Supplied data Block Start

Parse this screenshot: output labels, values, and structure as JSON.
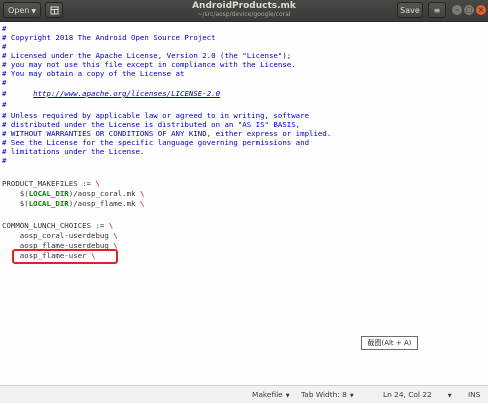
{
  "header": {
    "open_label": "Open",
    "open_caret": "▼",
    "bookmark_icon": "document-icon",
    "title": "AndroidProducts.mk",
    "path": "~/src/aosp/device/google/coral",
    "save_label": "Save",
    "menu_icon": "≡",
    "window_controls": [
      "minimize-icon",
      "maximize-icon",
      "close-icon"
    ]
  },
  "editor": {
    "lines": {
      "l1": "#",
      "l2": "# Copyright 2018 The Android Open Source Project",
      "l3": "#",
      "l4": "# Licensed under the Apache License, Version 2.0 (the \"License\");",
      "l5": "# you may not use this file except in compliance with the License.",
      "l6": "# You may obtain a copy of the License at",
      "l7": "#",
      "l8_prefix": "#      ",
      "l8_url": "http://www.apache.org/licenses/LICENSE-2.0",
      "l9": "#",
      "l10": "# Unless required by applicable law or agreed to in writing, software",
      "l11": "# distributed under the License is distributed on an \"AS IS\" BASIS,",
      "l12": "# WITHOUT WARRANTIES OR CONDITIONS OF ANY KIND, either express or implied.",
      "l13": "# See the License for the specific language governing permissions and",
      "l14": "# limitations under the License.",
      "l15": "#",
      "l16": "",
      "l17": "PRODUCT_MAKEFILES := ",
      "l18_a": "    $(",
      "l18_var": "LOCAL_DIR",
      "l18_b": ")/aosp_coral.mk ",
      "l19_a": "    $(",
      "l19_var": "LOCAL_DIR",
      "l19_b": ")/aosp_flame.mk ",
      "l20": "",
      "l21": "COMMON_LUNCH_CHOICES := ",
      "l22": "    aosp_coral-userdebug ",
      "l23": "    aosp_flame-userdebug ",
      "l24": "    aosp_flame-user ",
      "backslash": "\\"
    }
  },
  "tooltip": "截图(Alt + A)",
  "status": {
    "language": "Makefile",
    "tab_width": "Tab Width: 8",
    "position": "Ln 24, Col 22",
    "mode": "INS",
    "caret": "▼"
  }
}
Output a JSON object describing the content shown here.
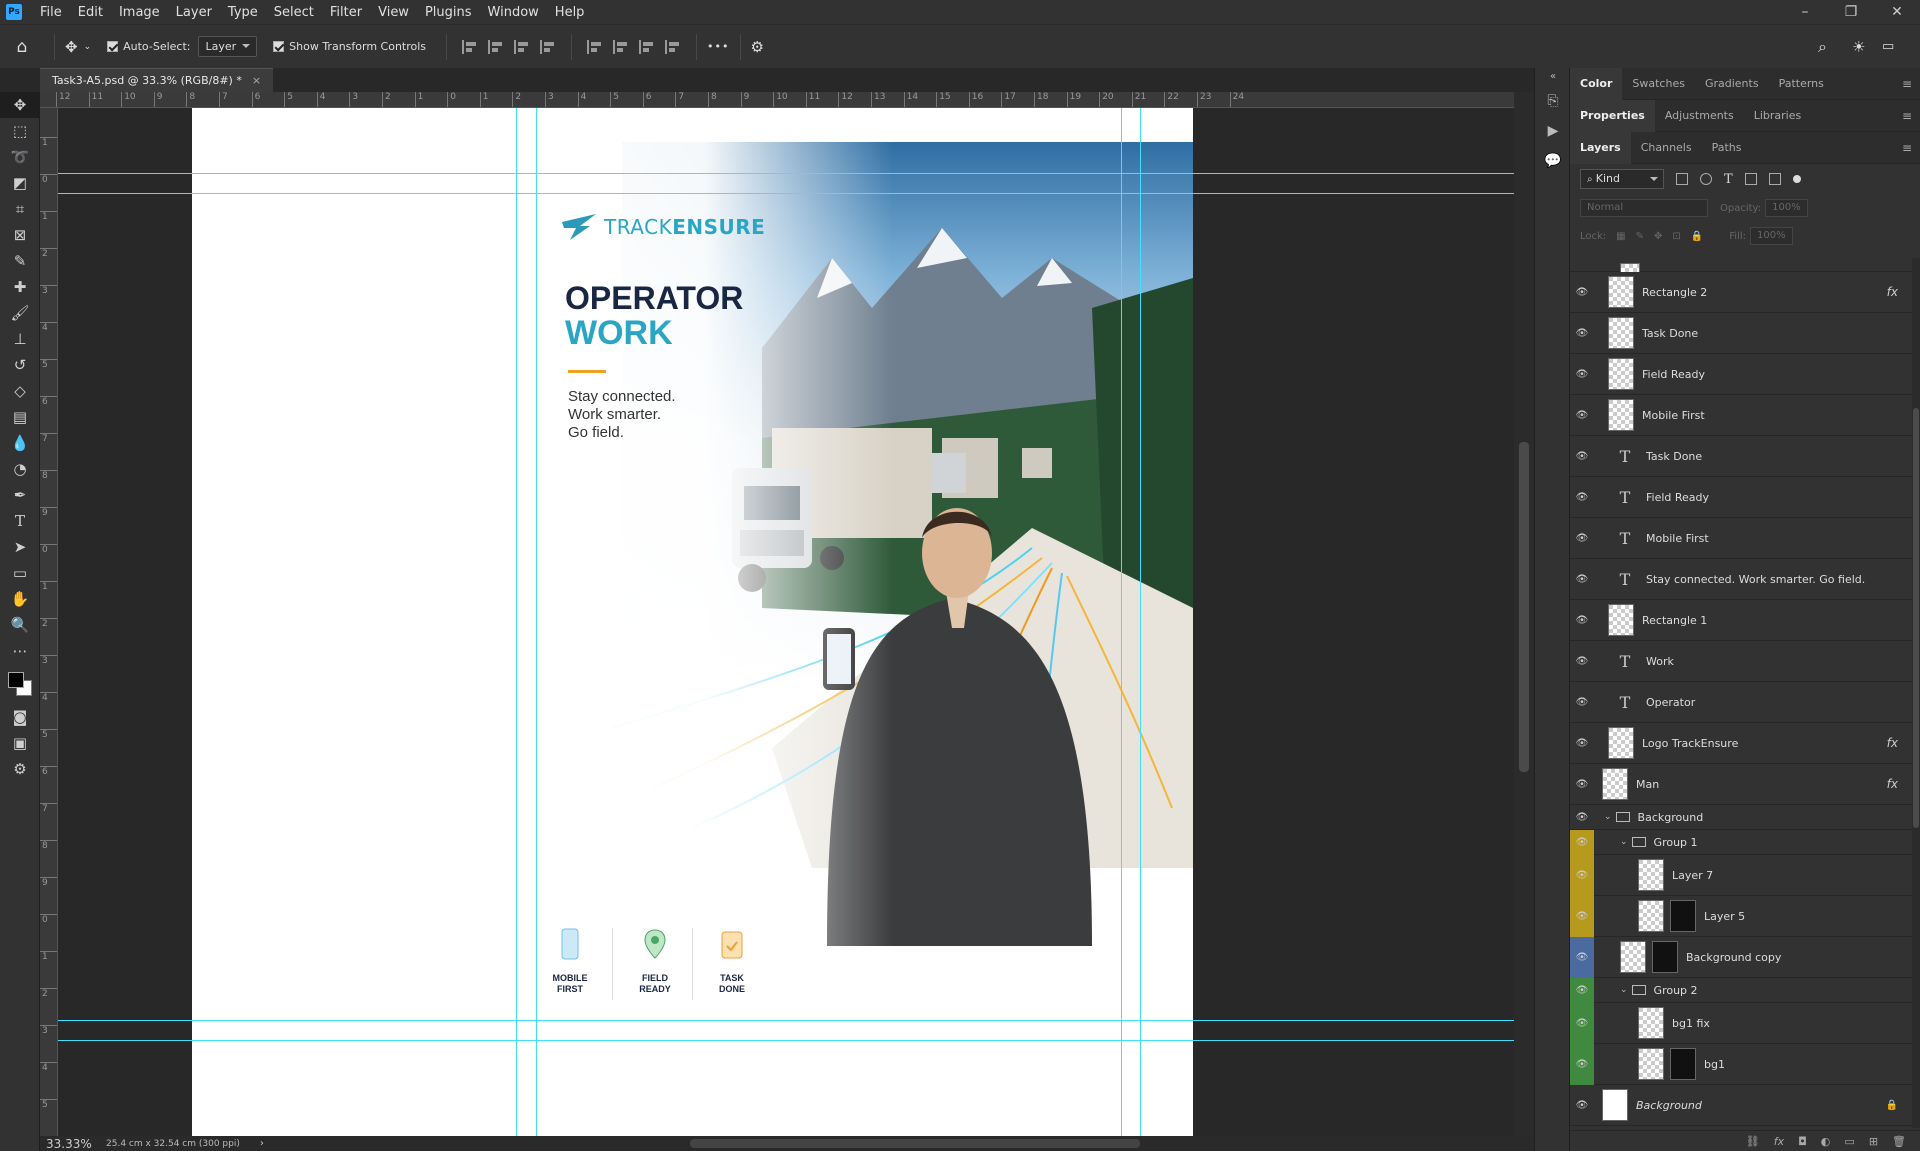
{
  "app": {
    "logo": "Ps"
  },
  "menu": [
    "File",
    "Edit",
    "Image",
    "Layer",
    "Type",
    "Select",
    "Filter",
    "View",
    "Plugins",
    "Window",
    "Help"
  ],
  "window_controls": {
    "minimize": "–",
    "restore": "❐",
    "close": "✕"
  },
  "options_bar": {
    "auto_select_label": "Auto-Select:",
    "auto_select_target": "Layer",
    "show_transform_label": "Show Transform Controls",
    "more": "•••"
  },
  "document_tab": {
    "title": "Task3-A5.psd @ 33.3% (RGB/8#) *",
    "close": "×"
  },
  "rulers": {
    "top": [
      "12",
      "11",
      "10",
      "9",
      "8",
      "7",
      "6",
      "5",
      "4",
      "3",
      "2",
      "1",
      "0",
      "1",
      "2",
      "3",
      "4",
      "5",
      "6",
      "7",
      "8",
      "9",
      "10",
      "11",
      "12",
      "13",
      "14",
      "15",
      "16",
      "17",
      "18",
      "19",
      "20",
      "21",
      "22",
      "23",
      "24"
    ],
    "left": [
      "2",
      "1",
      "0",
      "1",
      "2",
      "3",
      "4",
      "5",
      "6",
      "7",
      "8",
      "9",
      "0",
      "1",
      "2",
      "3",
      "4",
      "5",
      "6",
      "7",
      "8",
      "9",
      "0",
      "1",
      "2",
      "3",
      "4",
      "5"
    ]
  },
  "poster": {
    "logo_text_light": "TRACK",
    "logo_text_bold": "ENSURE",
    "title_line1": "OPERATOR",
    "title_line2": "WORK",
    "tagline": [
      "Stay connected.",
      "Work smarter.",
      "Go field."
    ],
    "features": [
      {
        "icon": "mobile-icon",
        "label1": "MOBILE",
        "label2": "FIRST"
      },
      {
        "icon": "location-pin-icon",
        "label1": "FIELD",
        "label2": "READY"
      },
      {
        "icon": "clipboard-check-icon",
        "label1": "TASK",
        "label2": "DONE"
      }
    ],
    "colors": {
      "navy": "#1a2742",
      "teal": "#2aa6c4",
      "accent": "#f0a020"
    }
  },
  "status_bar": {
    "zoom": "33.33%",
    "doc_info": "25.4 cm x 32.54 cm (300 ppi)"
  },
  "panels": {
    "top_tabs": [
      "Color",
      "Swatches",
      "Gradients",
      "Patterns"
    ],
    "mid_tabs": [
      "Properties",
      "Adjustments",
      "Libraries"
    ],
    "layer_tabs": [
      "Layers",
      "Channels",
      "Paths"
    ],
    "filter_kind": "Kind",
    "blend_mode": "Normal",
    "opacity_label": "Opacity:",
    "opacity_value": "100%",
    "lock_label": "Lock:",
    "fill_label": "Fill:",
    "fill_value": "100%"
  },
  "layers": [
    {
      "name": "Rectangle 2",
      "type": "smart",
      "fx": "fx",
      "eye": "none"
    },
    {
      "name": "Task Done",
      "type": "smart",
      "fx": "",
      "eye": "none"
    },
    {
      "name": "Field Ready",
      "type": "smart",
      "fx": "",
      "eye": "none"
    },
    {
      "name": "Mobile First",
      "type": "smart",
      "fx": "",
      "eye": "none"
    },
    {
      "name": "Task Done",
      "type": "text",
      "fx": "",
      "eye": "none"
    },
    {
      "name": "Field Ready",
      "type": "text",
      "fx": "",
      "eye": "none"
    },
    {
      "name": "Mobile First",
      "type": "text",
      "fx": "",
      "eye": "none"
    },
    {
      "name": "Stay connected.  Work smarter. Go field.",
      "type": "text",
      "fx": "",
      "eye": "none"
    },
    {
      "name": "Rectangle 1",
      "type": "smart",
      "fx": "",
      "eye": "none"
    },
    {
      "name": "Work",
      "type": "text",
      "fx": "",
      "eye": "none"
    },
    {
      "name": "Operator",
      "type": "text",
      "fx": "",
      "eye": "none"
    },
    {
      "name": "Logo TrackEnsure",
      "type": "smart",
      "fx": "fx",
      "eye": "none"
    },
    {
      "name": "Man",
      "type": "smart",
      "fx": "fx",
      "eye": "none"
    },
    {
      "name": "Background",
      "type": "group",
      "fx": "",
      "eye": "none"
    },
    {
      "name": "Group 1",
      "type": "group",
      "fx": "",
      "eye": "#b59a1d"
    },
    {
      "name": "Layer 7",
      "type": "pixel",
      "fx": "",
      "eye": "#b59a1d"
    },
    {
      "name": "Layer 5",
      "type": "masked",
      "fx": "",
      "eye": "#b59a1d"
    },
    {
      "name": "Background copy",
      "type": "masked",
      "fx": "",
      "eye": "#4a6aa0"
    },
    {
      "name": "Group 2",
      "type": "group",
      "fx": "",
      "eye": "#3f8a3f"
    },
    {
      "name": "bg1 fix",
      "type": "pixel",
      "fx": "",
      "eye": "#3f8a3f"
    },
    {
      "name": "bg1",
      "type": "masked",
      "fx": "",
      "eye": "#3f8a3f"
    },
    {
      "name": "Background",
      "type": "background",
      "fx": "",
      "eye": "none"
    }
  ],
  "layer_footer_icons": [
    "link-icon",
    "fx-icon",
    "mask-icon",
    "adjustment-icon",
    "folder-icon",
    "new-layer-icon",
    "trash-icon"
  ]
}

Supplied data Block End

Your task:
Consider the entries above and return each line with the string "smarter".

Completed exercise:
      "Work smarter.",
      "name": "Stay connected.  Work smarter. Go field.",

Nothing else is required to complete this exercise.